== Provided records ==
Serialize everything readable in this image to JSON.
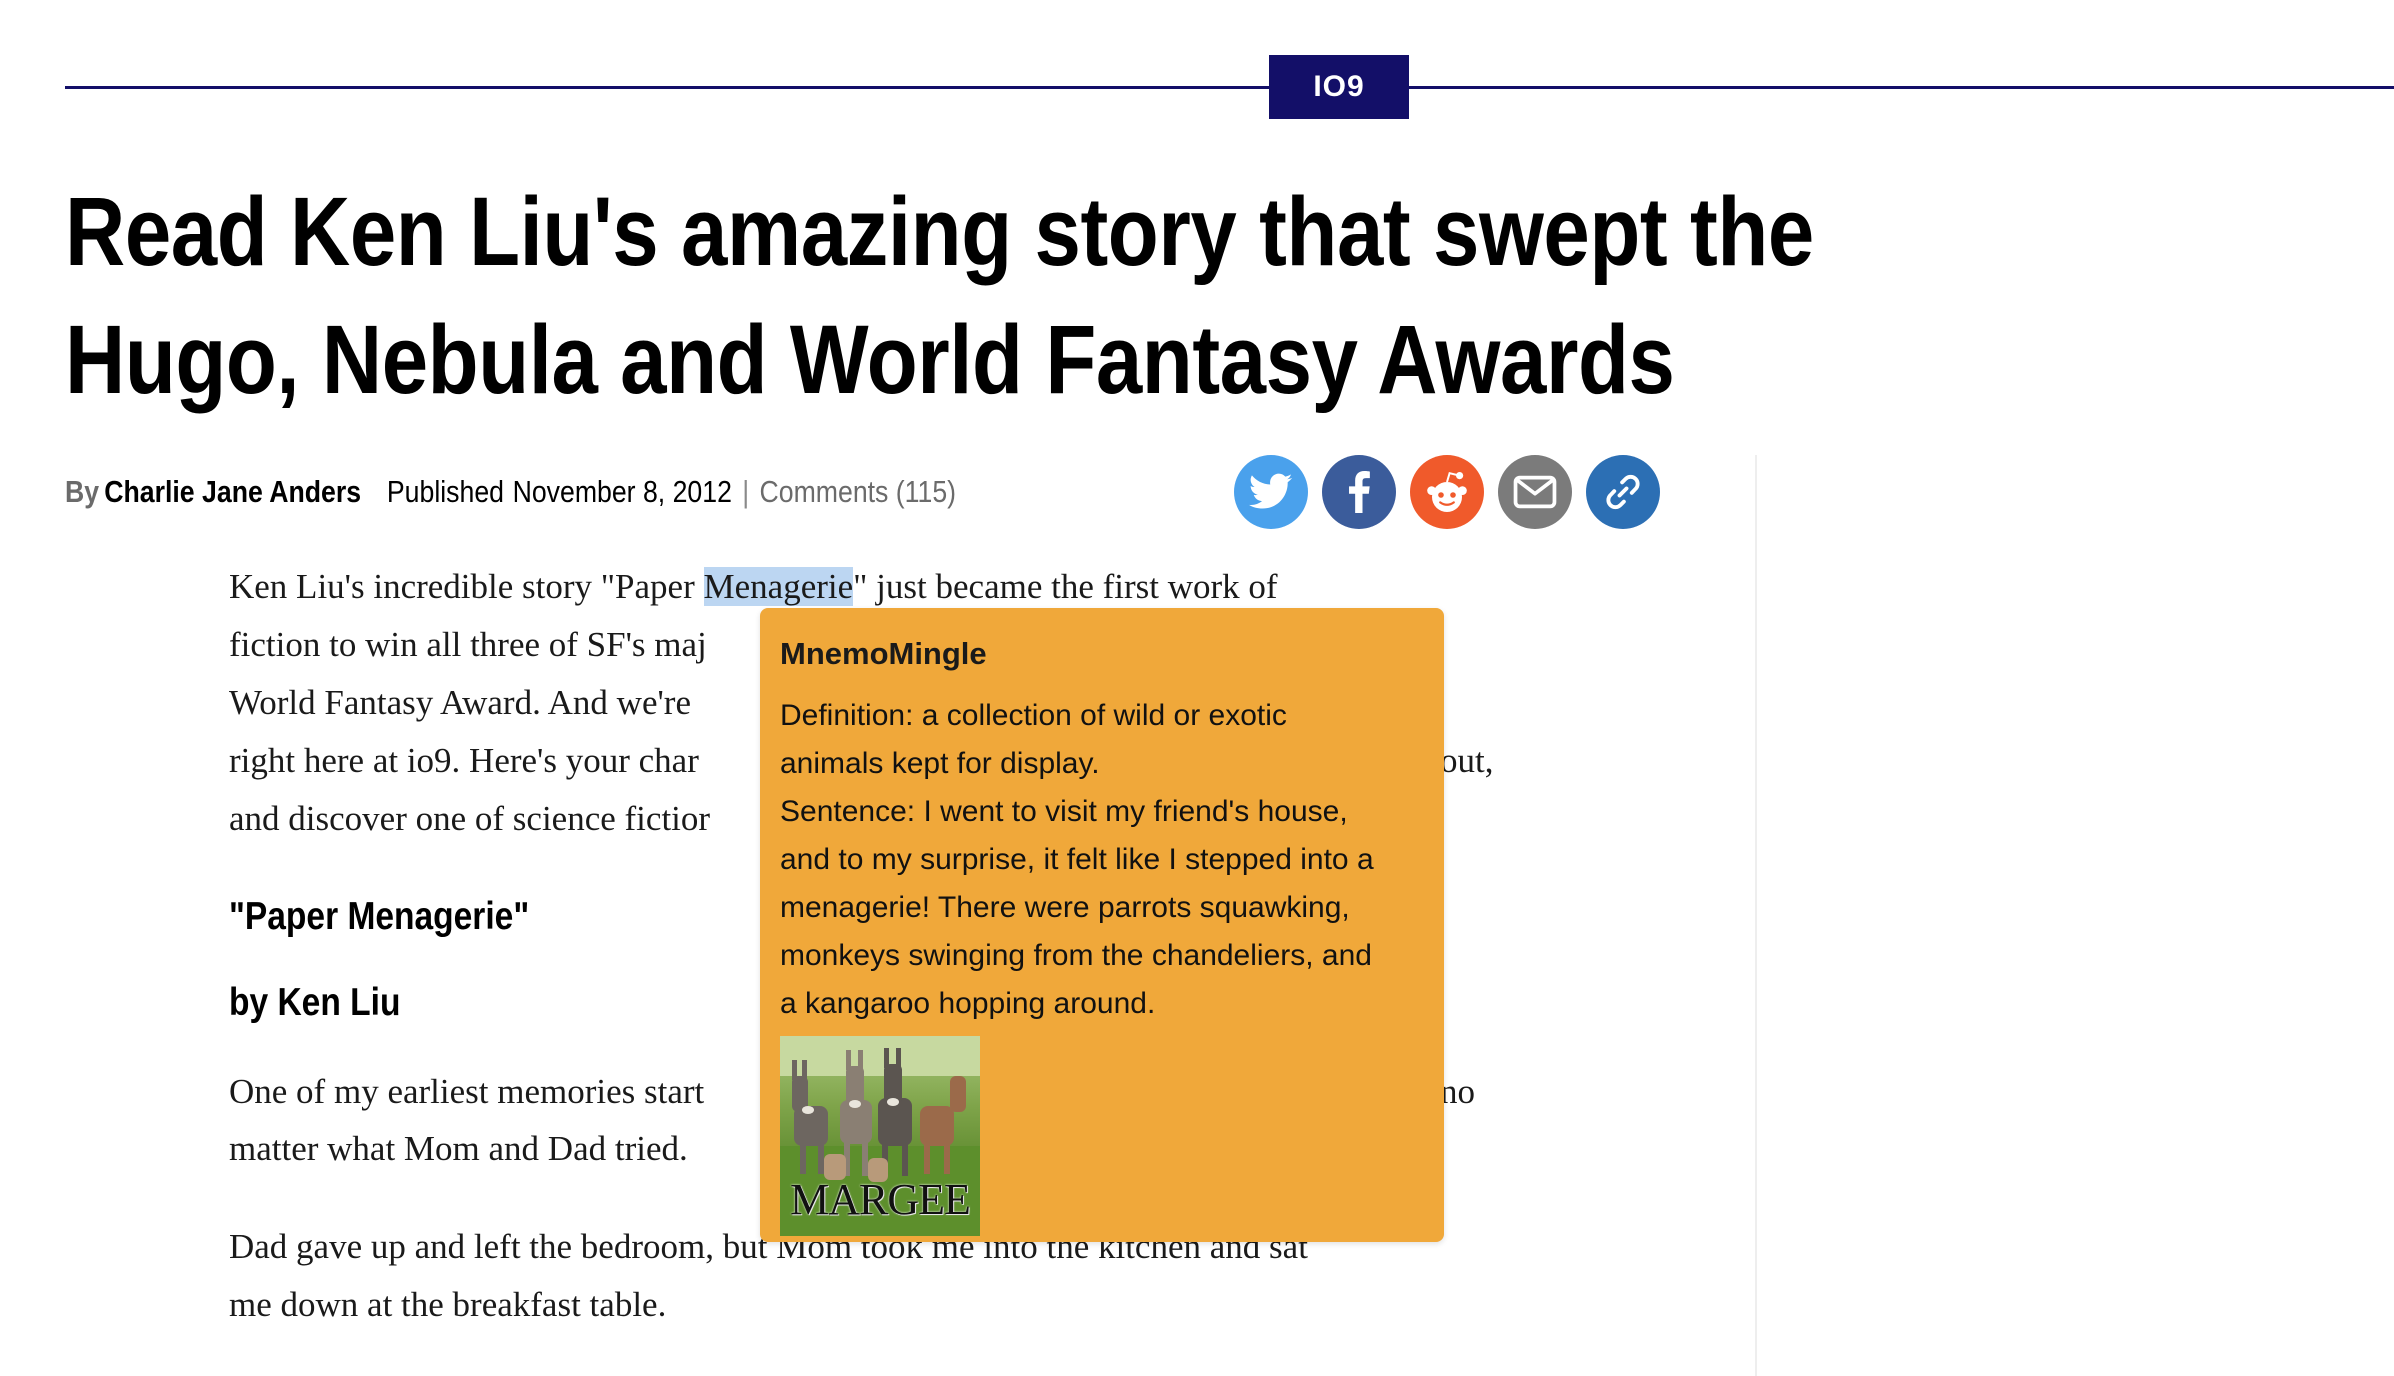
{
  "section": {
    "badge": "IO9"
  },
  "headline": "Read Ken Liu's amazing story that swept the Hugo, Nebula and World Fantasy Awards",
  "byline": {
    "by": "By",
    "author": "Charlie Jane Anders",
    "published_label": "Published",
    "date": "November 8, 2012",
    "separator": "|",
    "comments": "Comments (115)"
  },
  "share": [
    {
      "name": "twitter",
      "icon": "twitter-bird-icon",
      "color": "#4aa1ec"
    },
    {
      "name": "facebook",
      "icon": "facebook-f-icon",
      "color": "#3b5c9b"
    },
    {
      "name": "reddit",
      "icon": "reddit-alien-icon",
      "color": "#f05a2b"
    },
    {
      "name": "email",
      "icon": "envelope-icon",
      "color": "#7b7b7b"
    },
    {
      "name": "link",
      "icon": "chain-link-icon",
      "color": "#2c6fb4"
    }
  ],
  "article": {
    "p1": [
      {
        "before": "Ken Liu's incredible story \"Paper ",
        "highlight": "Menagerie",
        "after": "\" just became the first work of"
      },
      "fiction to win all three of SF's maj",
      "World Fantasy Award. And we're",
      {
        "text": "right here at io9. Here's your char",
        "tail": "out,"
      },
      "and discover one of science fictior"
    ],
    "story_title": "\"Paper Menagerie\"",
    "story_author": "by Ken Liu",
    "p2": [
      {
        "text": "One of my earliest memories start",
        "tail": "no"
      },
      "matter what Mom and Dad tried."
    ],
    "p3": [
      "Dad gave up and left the bedroom, but Mom took me into the kitchen and sat",
      "me down at the breakfast table."
    ]
  },
  "popup": {
    "title": "MnemoMingle",
    "lines": [
      "Definition: a collection of wild or exotic",
      "animals kept for display.",
      "Sentence: I went to visit my friend's house,",
      "and to my surprise, it felt like I stepped into a",
      "menagerie! There were parrots squawking,",
      "monkeys swinging from the chandeliers, and",
      "a kangaroo hopping around."
    ],
    "image_caption": "MARGEE"
  }
}
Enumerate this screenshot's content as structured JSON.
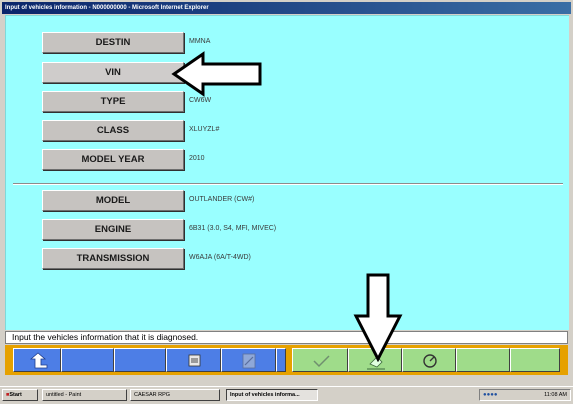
{
  "window": {
    "title": "Input of vehicles information - N000000000 - Microsoft Internet Explorer"
  },
  "fields": [
    {
      "label": "DESTIN",
      "value": "MMNA"
    },
    {
      "label": "VIN",
      "value": ""
    },
    {
      "label": "TYPE",
      "value": "CW6W"
    },
    {
      "label": "CLASS",
      "value": "XLUYZL#"
    },
    {
      "label": "MODEL YEAR",
      "value": "2010"
    },
    {
      "label": "MODEL",
      "value": "OUTLANDER (CW#)"
    },
    {
      "label": "ENGINE",
      "value": "6B31 (3.0, S4, MFI, MIVEC)"
    },
    {
      "label": "TRANSMISSION",
      "value": "W6AJA (6A/T-4WD)"
    }
  ],
  "status": {
    "message": "Input the vehicles information that it is diagnosed."
  },
  "toolbar": {
    "icons": [
      "return-icon",
      "print-icon",
      "note-icon",
      "checkmark-icon",
      "eraser-icon",
      "gauge-icon"
    ]
  },
  "taskbar": {
    "start": "Start",
    "tasks": [
      "untitled - Paint",
      "CAESAR RPG",
      "Input of vehicles informa..."
    ],
    "clock": "11:08 AM"
  },
  "colors": {
    "content_bg": "#99ffff",
    "toolbar_bg": "#e6a100",
    "button_blue": "#4d7ee6",
    "button_green": "#9fdc8a",
    "titlebar": "#0a246a"
  }
}
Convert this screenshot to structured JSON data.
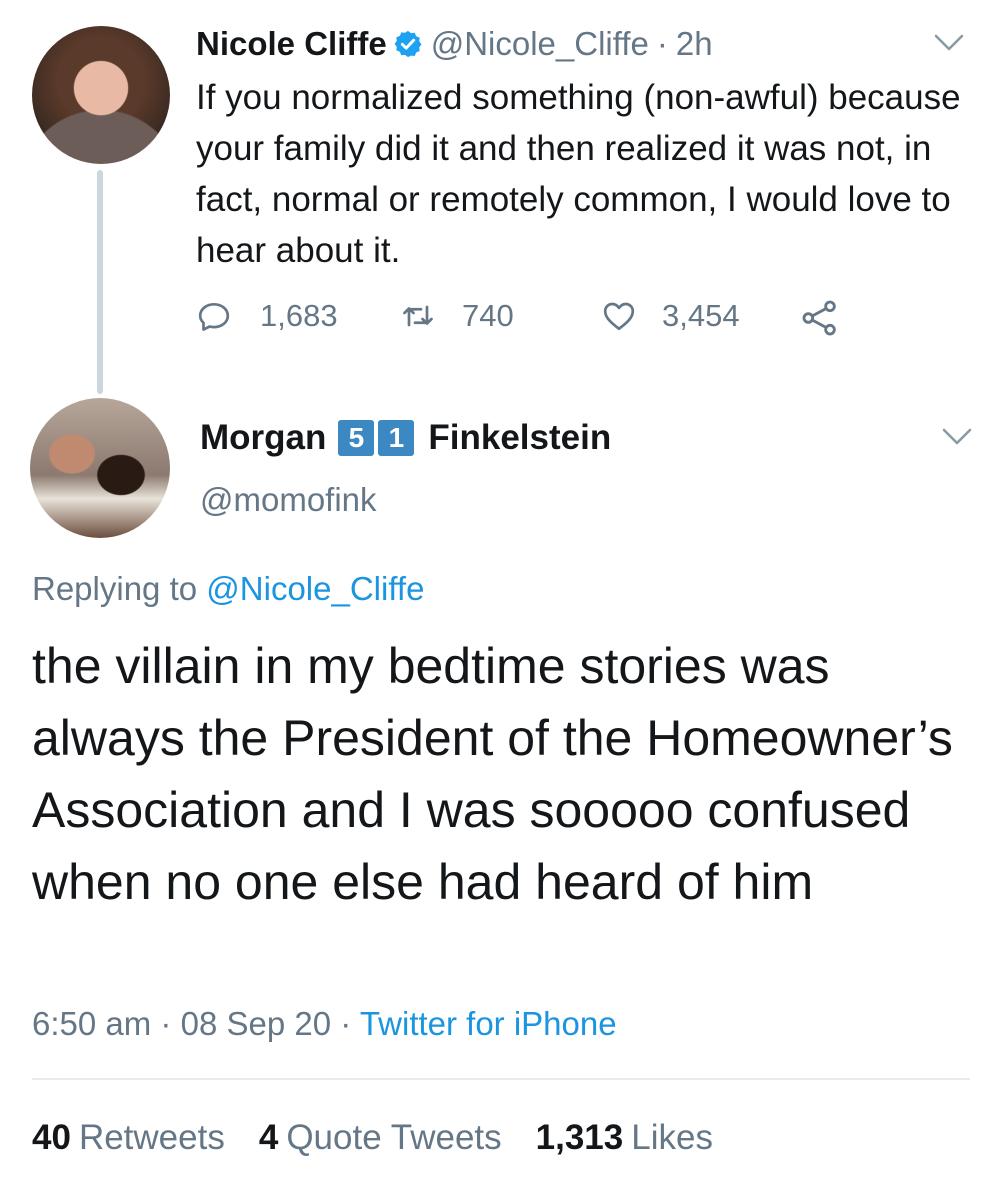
{
  "tweet1": {
    "name": "Nicole Cliffe",
    "handle": "@Nicole_Cliffe",
    "separator": "·",
    "time": "2h",
    "text": "If you normalized something (non-awful) because your family did it and then realized it was not, in fact, normal or remotely common, I would love to hear about it.",
    "replies": "1,683",
    "retweets": "740",
    "likes": "3,454"
  },
  "tweet2": {
    "name_first": "Morgan",
    "badge_1": "5",
    "badge_2": "1",
    "name_last": "Finkelstein",
    "handle": "@momofink",
    "replying_prefix": "Replying to",
    "replying_to": "@Nicole_Cliffe",
    "text": "the villain in my bedtime stories was always the President of the Homeowner’s Association and I was sooooo confused when no one else had heard of him",
    "time": "6:50 am",
    "date": "08 Sep 20",
    "source": "Twitter for iPhone",
    "dot": "·",
    "retweets_count": "40",
    "retweets_label": "Retweets",
    "quotes_count": "4",
    "quotes_label": "Quote Tweets",
    "likes_count": "1,313",
    "likes_label": "Likes"
  },
  "colors": {
    "text": "#14171a",
    "muted": "#657786",
    "link": "#1b95e0",
    "verified": "#1da1f2",
    "badge": "#3b88c3",
    "thread_line": "#ccd6dd"
  }
}
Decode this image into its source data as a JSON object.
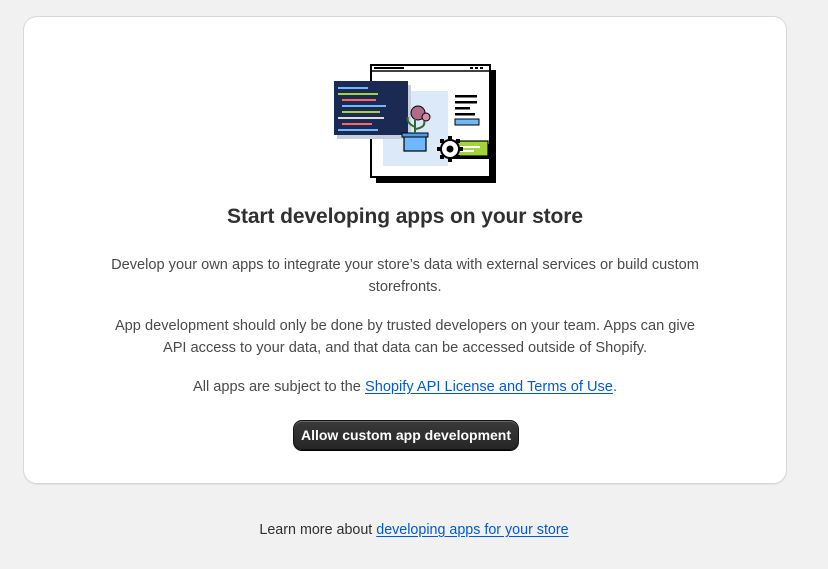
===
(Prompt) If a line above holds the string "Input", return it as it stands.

(Response area)
    "title": "Input of vehicles information - N000000000 - Microsoft Internet Explorer"
    "message": "Input the vehicles information that it is diagnosed."
      "Input of vehicles informa..."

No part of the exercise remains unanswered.